**Try it**
Beneath this task are records; count how many lines include the string "data" and answer with that number alone.
--- Materials provided ---
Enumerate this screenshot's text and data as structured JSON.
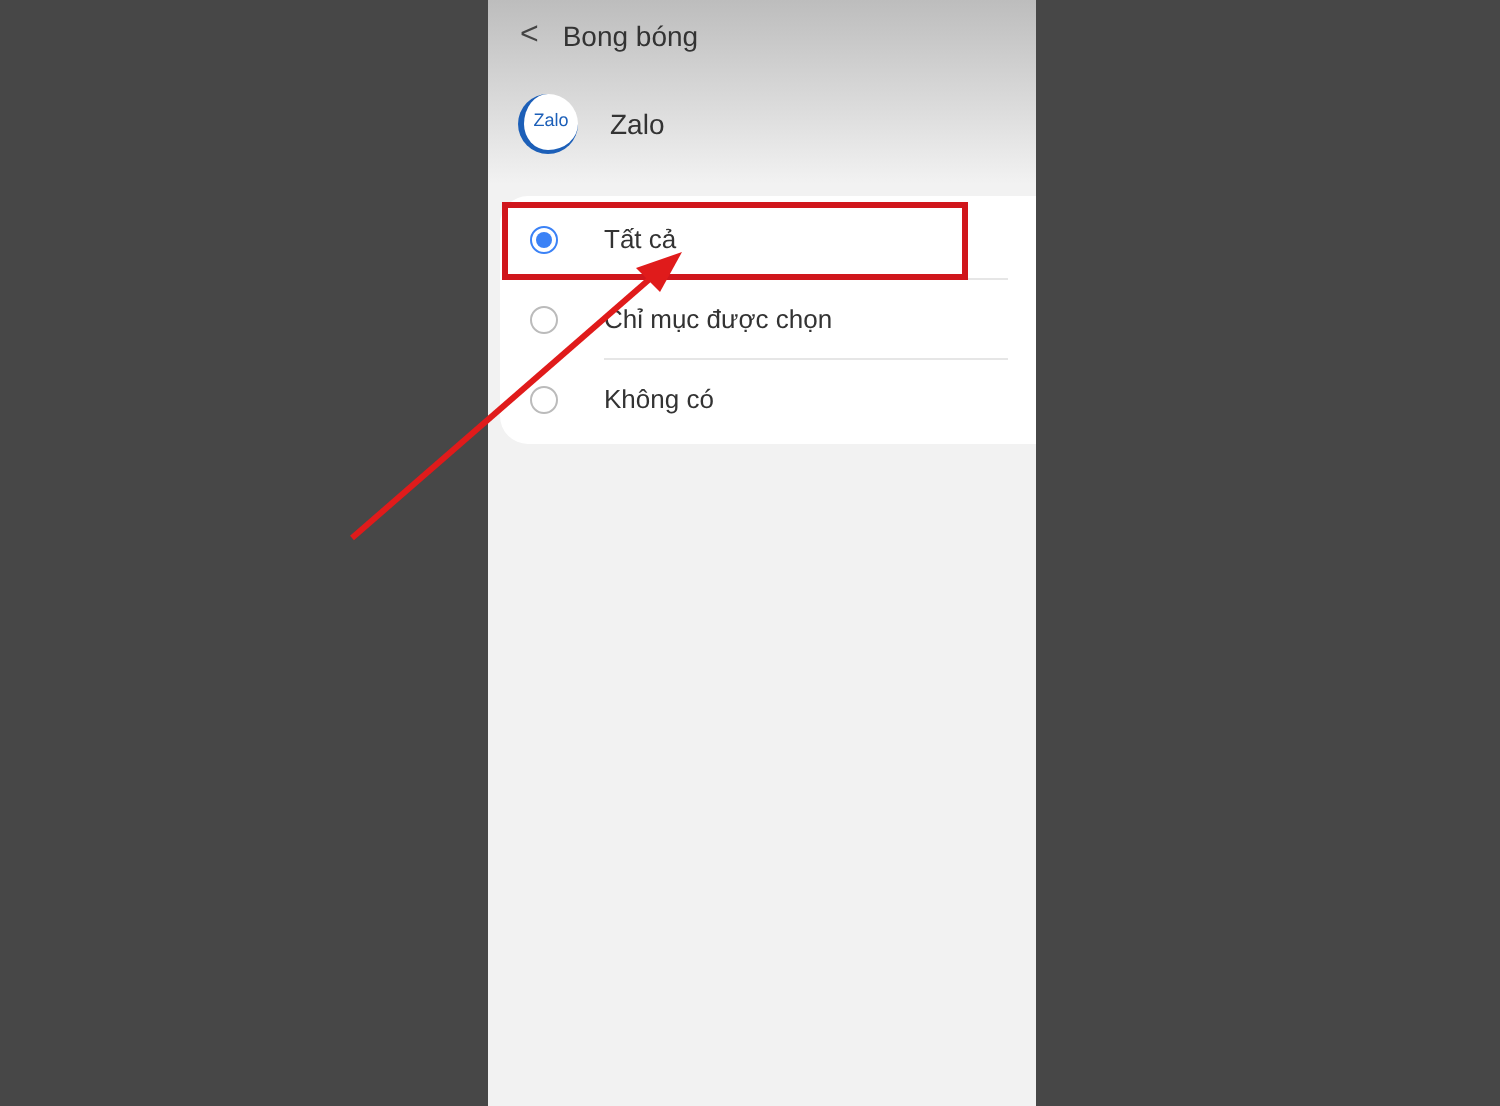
{
  "header": {
    "back": "<",
    "title": "Bong bóng"
  },
  "app": {
    "logo_text": "Zalo",
    "name": "Zalo"
  },
  "options": [
    {
      "label": "Tất cả",
      "selected": true,
      "highlighted": true
    },
    {
      "label": "Chỉ mục được chọn",
      "selected": false,
      "highlighted": false
    },
    {
      "label": "Không có",
      "selected": false,
      "highlighted": false
    }
  ]
}
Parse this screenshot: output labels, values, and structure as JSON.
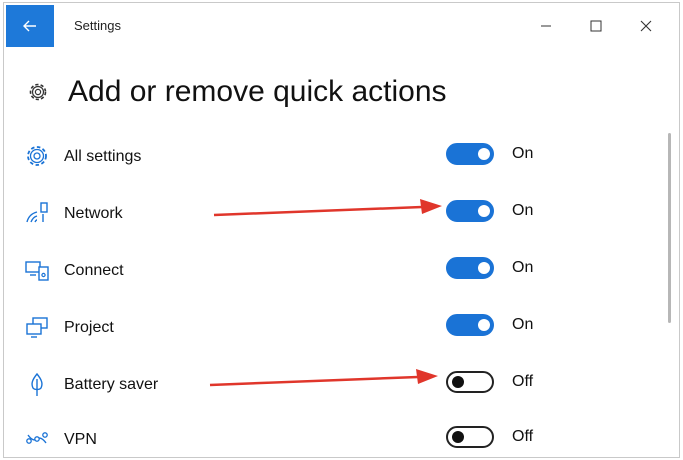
{
  "window": {
    "title": "Settings",
    "controls": [
      "minimize-icon",
      "maximize-icon",
      "close-icon"
    ]
  },
  "page": {
    "title": "Add or remove quick actions",
    "icon": "gear-icon"
  },
  "items": [
    {
      "label": "All settings",
      "icon": "gear-icon",
      "state": "On",
      "on": true
    },
    {
      "label": "Network",
      "icon": "network-icon",
      "state": "On",
      "on": true
    },
    {
      "label": "Connect",
      "icon": "connect-icon",
      "state": "On",
      "on": true
    },
    {
      "label": "Project",
      "icon": "project-icon",
      "state": "On",
      "on": true
    },
    {
      "label": "Battery saver",
      "icon": "battery-saver-icon",
      "state": "Off",
      "on": false
    },
    {
      "label": "VPN",
      "icon": "vpn-icon",
      "state": "Off",
      "on": false
    }
  ],
  "colors": {
    "accent": "#1a73d6",
    "annotation_arrow": "#e0362b"
  }
}
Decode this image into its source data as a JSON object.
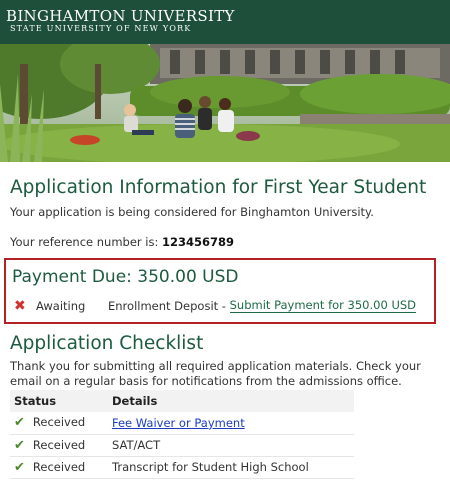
{
  "header": {
    "logo_main": "BINGHAMTON UNIVERSITY",
    "logo_sub": "STATE UNIVERSITY OF NEW YORK"
  },
  "main": {
    "title": "Application Information for First Year Student",
    "intro": "Your application is being considered for Binghamton University.",
    "reference_label": "Your reference number is:",
    "reference_number": "123456789"
  },
  "payment": {
    "title": "Payment Due: 350.00 USD",
    "status": "Awaiting",
    "item": "Enrollment Deposit -",
    "link": "Submit Payment for 350.00 USD",
    "status_icon": "x-icon",
    "border_color": "#b32026"
  },
  "checklist": {
    "title": "Application Checklist",
    "message": "Thank you for submitting all required application materials.  Check your email on a regular basis for notifications from the admissions office.",
    "columns": [
      "Status",
      "Details"
    ],
    "rows": [
      {
        "status": "Received",
        "details": "Fee Waiver or Payment",
        "is_link": true
      },
      {
        "status": "Received",
        "details": "SAT/ACT",
        "is_link": false
      },
      {
        "status": "Received",
        "details": "Transcript for Student High School",
        "is_link": false
      }
    ]
  },
  "colors": {
    "header_bg": "#1d4f3a",
    "heading": "#1d5a3f",
    "link": "#1a3dc4"
  }
}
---
**Task result**
2